Being conscious of bottom-up policy aspects is a valuable insight. However, there is a danger of it becoming a romantic populism that reduces the role of final authority (and even of trained expertise) in policy formulation and implementation. This insight about the dangers of a policy “free-for-all” is provided by a fifth approach.

Paradigms 5: Chaos theory

This outlook sensitises us to several situations. One is when there is a policy vacuum – and the fact that “no policy” can in fact be a policy in the sense of allowing authorities to avoid having to develop something to which they can be held to account. In this sense, chao can also serve power. Also highlighted by this paradigm is that even when there is policy, it is often ad hoc, inconsistent, arbitrary, half-baked, unknown, arcane, or ineffectual. Chaos can exist too when there are too many policies, or too much detail about them, and when there is a lack of integration and prioritisation. The chaos approach further points to irrationalities in processes, the deleterious effects of poor research, the likelihood of unintended effects, and confusions as regards roles, responsibilities and review. In general therefore, the chaos paradigm underlines what is poor in much policy – and the antidote therefore  points to some kind of functionalist order and harmony. On the other hand, chaos is not intrinsically negative. There can be dangers in an “over”-policy-ised situation that lacks any flexibility.  Accordingly, editorial independence and public accountability can sometimes flourish in the absence of policy detail, and precisely because of the flexibility entailed. On the other hand, a complete policy vacuum can also open the gates to unprofessional journalism and to something other than public accountability.

Summing up paradigm insights for assessing what policy, in practice, actually is:

  • integrative and harmonising
  • elite interests contestation
  • the power of the dominant, and as responsibility
  • a limit set by grassroots actors, but also as potentially empowering of them
  • a mess, a vacuum, or as “flexible”

Speaking generally, political or business control (eg. of a public broadcaster) can be avoided through formulation of policies that are functionalist in nature and therefore capable of serving all sections of the entire society, and which serve as an ideal norm against which policy-makers and others can be held accountable.

To be realistic, however, cognisance should, however, be taken of the contested interests in policy, and of whether grassroots input is incorporated. The power paradigm points towards the hot topic of where final decision-making and responsibility should lie. 

Chaos, or (more charitably, flexibility), is often the result of (sometimes, but not always, welcome) policy realities – insufficient capacity, knowledge, time, skill, process and follow-through. Here, policy likely functions as political theatre but with little credibility – except that actors can exploit ambiguities and gaps (for better or for worse).

A final insight into policy theory is the difference between values, policies and codes.
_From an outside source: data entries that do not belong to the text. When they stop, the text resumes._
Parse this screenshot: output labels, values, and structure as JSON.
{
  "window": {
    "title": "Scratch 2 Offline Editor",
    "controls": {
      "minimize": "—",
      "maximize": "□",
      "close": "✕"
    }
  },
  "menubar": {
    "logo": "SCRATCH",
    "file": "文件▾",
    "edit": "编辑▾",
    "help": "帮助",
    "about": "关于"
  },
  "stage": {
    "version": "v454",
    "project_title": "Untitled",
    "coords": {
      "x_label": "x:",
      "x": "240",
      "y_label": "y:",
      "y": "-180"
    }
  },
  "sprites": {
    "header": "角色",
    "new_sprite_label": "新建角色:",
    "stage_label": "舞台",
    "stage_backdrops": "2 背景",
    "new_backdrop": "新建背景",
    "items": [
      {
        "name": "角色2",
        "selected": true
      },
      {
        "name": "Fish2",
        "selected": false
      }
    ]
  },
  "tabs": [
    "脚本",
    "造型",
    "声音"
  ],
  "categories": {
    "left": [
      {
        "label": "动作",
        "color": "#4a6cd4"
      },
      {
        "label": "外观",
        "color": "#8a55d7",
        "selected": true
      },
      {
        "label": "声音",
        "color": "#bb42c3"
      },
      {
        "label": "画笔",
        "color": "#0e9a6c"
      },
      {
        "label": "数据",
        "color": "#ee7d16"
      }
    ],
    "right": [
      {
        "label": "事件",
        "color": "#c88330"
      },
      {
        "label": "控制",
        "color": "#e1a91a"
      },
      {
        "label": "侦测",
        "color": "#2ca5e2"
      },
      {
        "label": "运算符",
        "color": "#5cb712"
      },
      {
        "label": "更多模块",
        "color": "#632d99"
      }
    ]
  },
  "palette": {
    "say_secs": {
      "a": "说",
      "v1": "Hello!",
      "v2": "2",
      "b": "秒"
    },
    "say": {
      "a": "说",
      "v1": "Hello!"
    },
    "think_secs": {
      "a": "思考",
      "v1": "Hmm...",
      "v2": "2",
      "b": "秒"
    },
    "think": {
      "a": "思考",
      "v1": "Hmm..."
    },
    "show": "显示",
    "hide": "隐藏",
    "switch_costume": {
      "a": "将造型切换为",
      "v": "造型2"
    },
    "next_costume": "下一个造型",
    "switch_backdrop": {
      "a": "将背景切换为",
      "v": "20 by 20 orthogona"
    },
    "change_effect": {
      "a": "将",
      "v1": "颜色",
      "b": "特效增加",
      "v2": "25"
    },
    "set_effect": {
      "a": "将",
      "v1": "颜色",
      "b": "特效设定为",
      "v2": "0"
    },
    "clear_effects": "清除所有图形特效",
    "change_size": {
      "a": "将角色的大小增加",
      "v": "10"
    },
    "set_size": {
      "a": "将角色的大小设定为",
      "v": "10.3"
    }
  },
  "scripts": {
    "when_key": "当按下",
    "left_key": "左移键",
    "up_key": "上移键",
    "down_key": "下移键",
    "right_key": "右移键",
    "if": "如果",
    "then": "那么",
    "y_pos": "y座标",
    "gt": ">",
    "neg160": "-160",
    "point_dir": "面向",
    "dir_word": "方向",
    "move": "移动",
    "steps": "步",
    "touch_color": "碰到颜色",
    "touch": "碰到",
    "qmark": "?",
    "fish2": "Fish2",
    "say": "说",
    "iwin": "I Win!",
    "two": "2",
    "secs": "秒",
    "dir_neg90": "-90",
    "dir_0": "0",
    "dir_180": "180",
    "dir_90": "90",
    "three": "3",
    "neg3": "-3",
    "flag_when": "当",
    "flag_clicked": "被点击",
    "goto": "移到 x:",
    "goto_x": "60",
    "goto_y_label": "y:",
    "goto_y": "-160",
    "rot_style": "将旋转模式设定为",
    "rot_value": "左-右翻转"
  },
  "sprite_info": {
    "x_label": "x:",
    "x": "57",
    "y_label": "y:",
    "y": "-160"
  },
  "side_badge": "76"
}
Values are key foundation stones of policies on editorial independence and public accountability, and will inform the specific cultural form these take. Codes are the mechanisms by which editorial policies are supposed to be put into practice: they are the  written rules that state how people in an institution should behave. It stands to reason that good policy is explicit, and clearly based on values, and is also made implementable through defined codes and procedures. It is not enough to have a policy – like editorial independence or public accountability defined and operational at only one level (eg. values, or codes) – and outside the three-tier package as a whole. Too much is left assumed or taken for granted if this is the case.

(Excerpted from: Berger, G. 2005. Reconciling Editorial Independence and Public Accountability Issues in Public Broadcasting Service: Editorial Policies at South African Broadcasting Corporation)

Bibliographic reference: Hornby, A.S. 2000. Oxford Advanced Learner’s Dictionary. 6th Edition. Oxford: Oxford University Press.